**WHAT THIS TASK INVOLVES**. Find the string "title" in the entries and copy each line that has it.

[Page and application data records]
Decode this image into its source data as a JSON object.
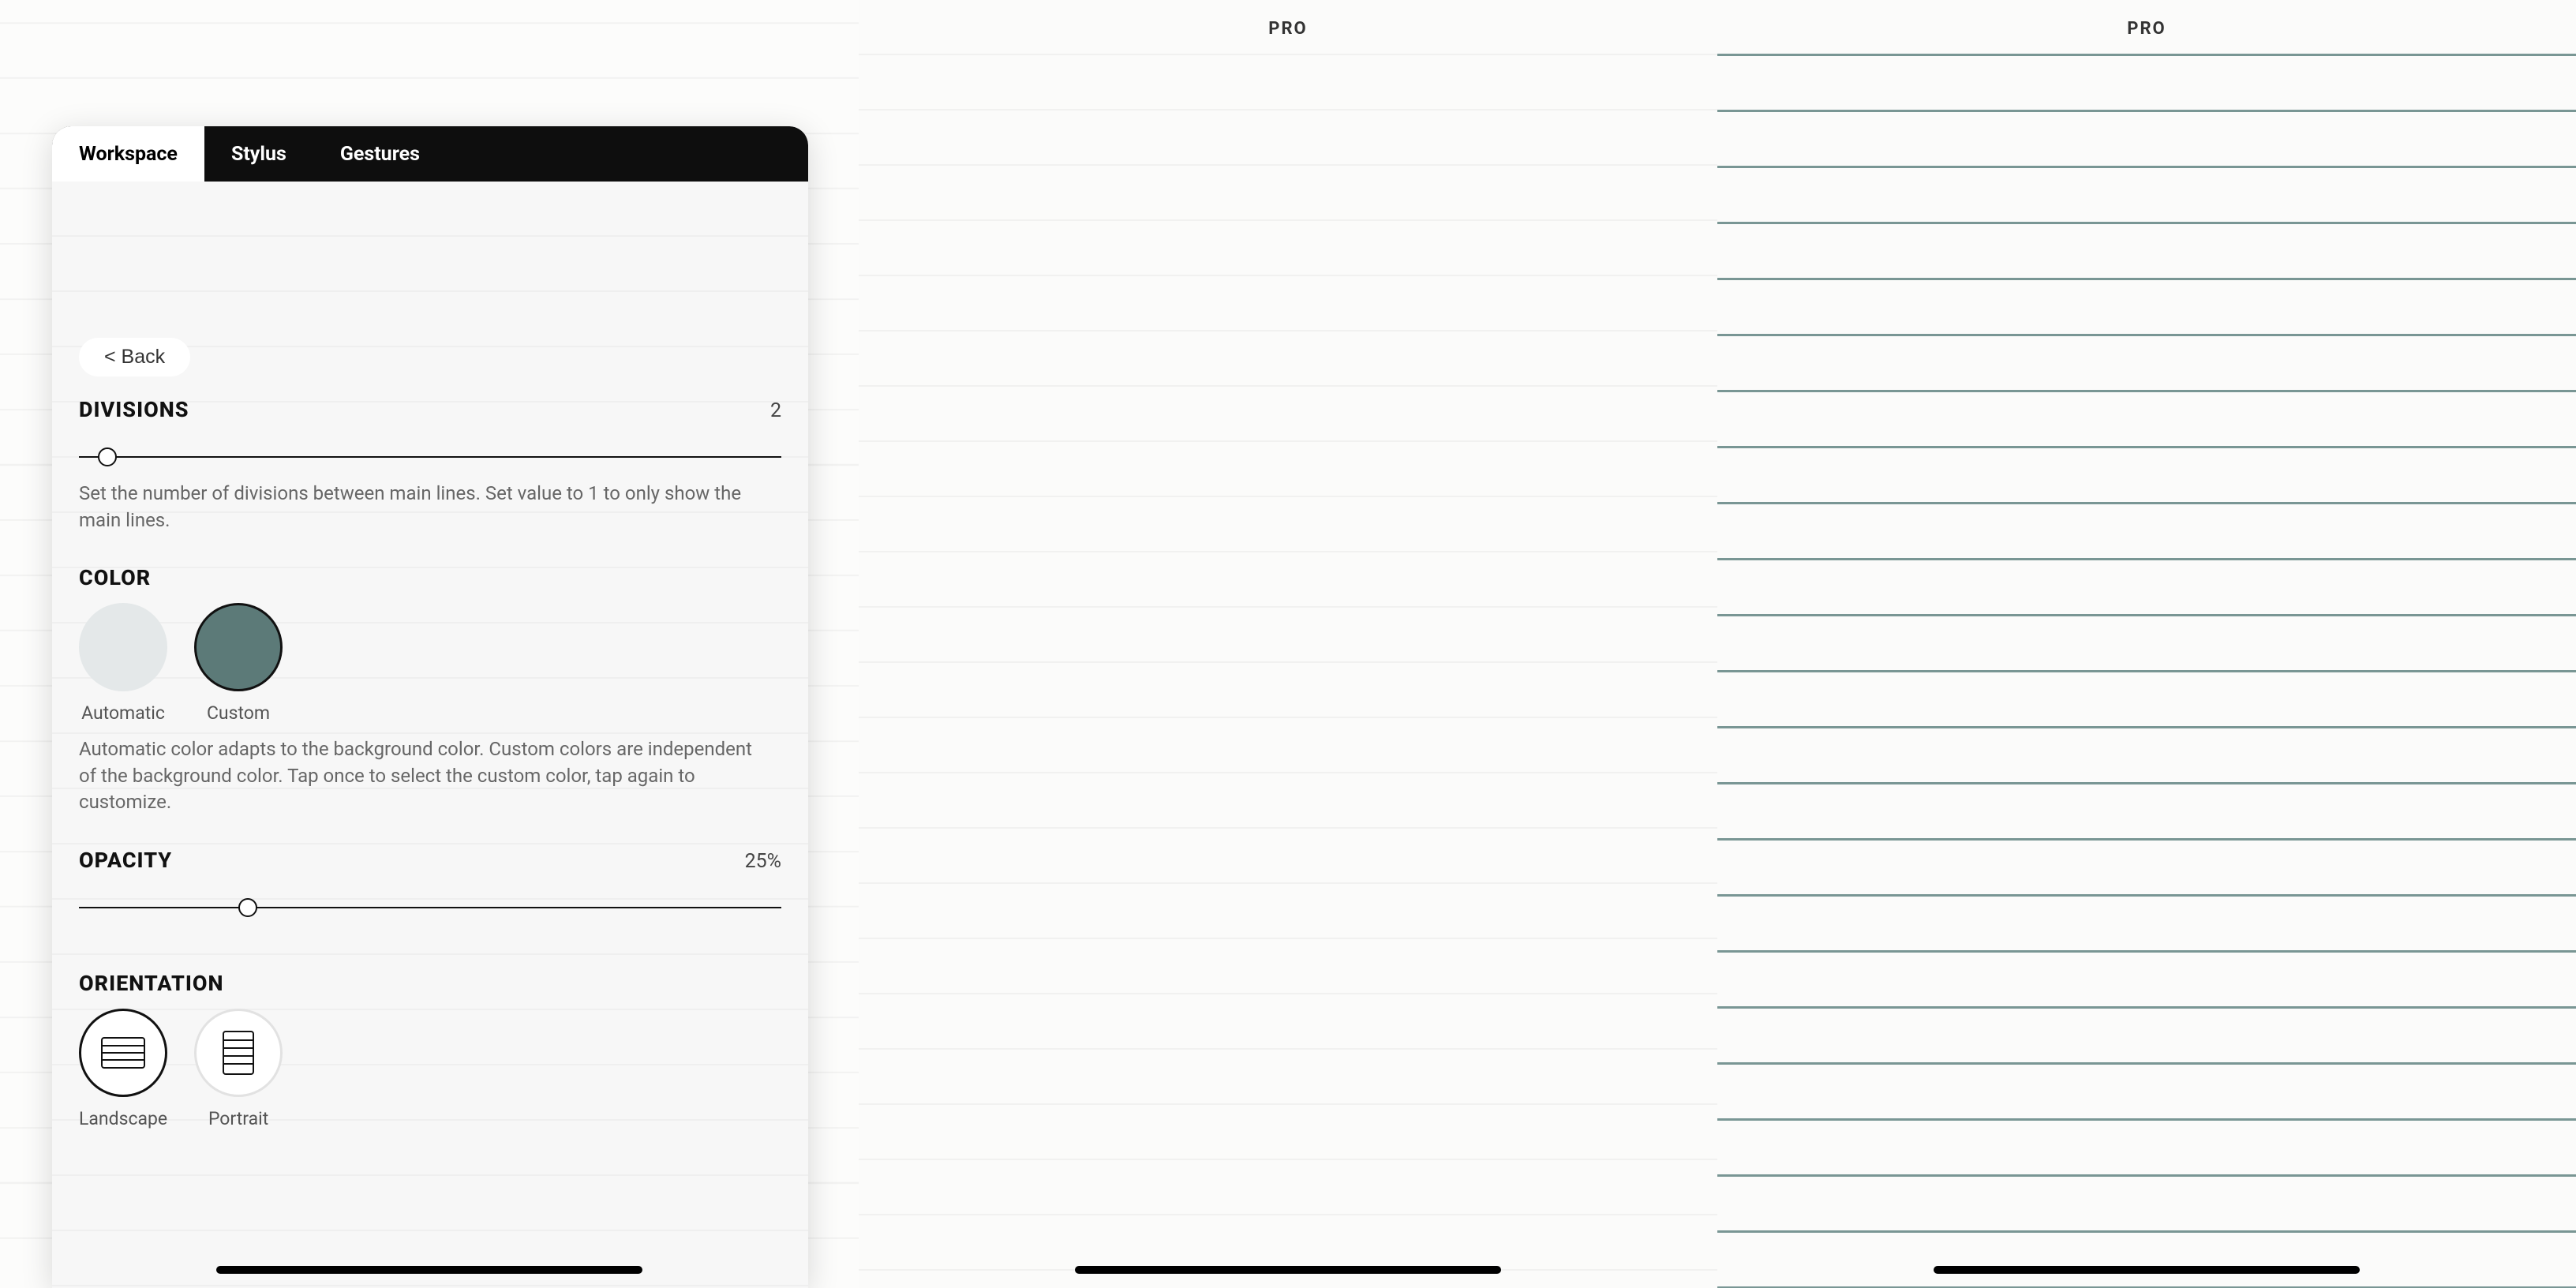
{
  "left": {
    "tabs": {
      "workspace": "Workspace",
      "stylus": "Stylus",
      "gestures": "Gestures"
    },
    "back_label": "< Back",
    "divisions": {
      "title": "DIVISIONS",
      "value": "2",
      "slider_percent": 4,
      "desc": "Set the number of divisions between main lines. Set value to 1 to only show the main lines."
    },
    "color": {
      "title": "COLOR",
      "automatic_label": "Automatic",
      "custom_label": "Custom",
      "custom_hex": "#5c7a78",
      "desc": "Automatic color adapts to the background color. Custom colors are independent of the background color. Tap once to select the custom color, tap again to customize."
    },
    "opacity": {
      "title": "OPACITY",
      "value": "25%",
      "slider_percent": 24
    },
    "orientation": {
      "title": "ORIENTATION",
      "landscape_label": "Landscape",
      "portrait_label": "Portrait"
    }
  },
  "middle": {
    "badge": "PRO"
  },
  "right": {
    "badge": "PRO",
    "line_color": "#799694"
  }
}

**TASK SOLUTION**.
      "title": "DIVISIONS",
      "title": "COLOR",
      "title": "OPACITY",
      "title": "ORIENTATION",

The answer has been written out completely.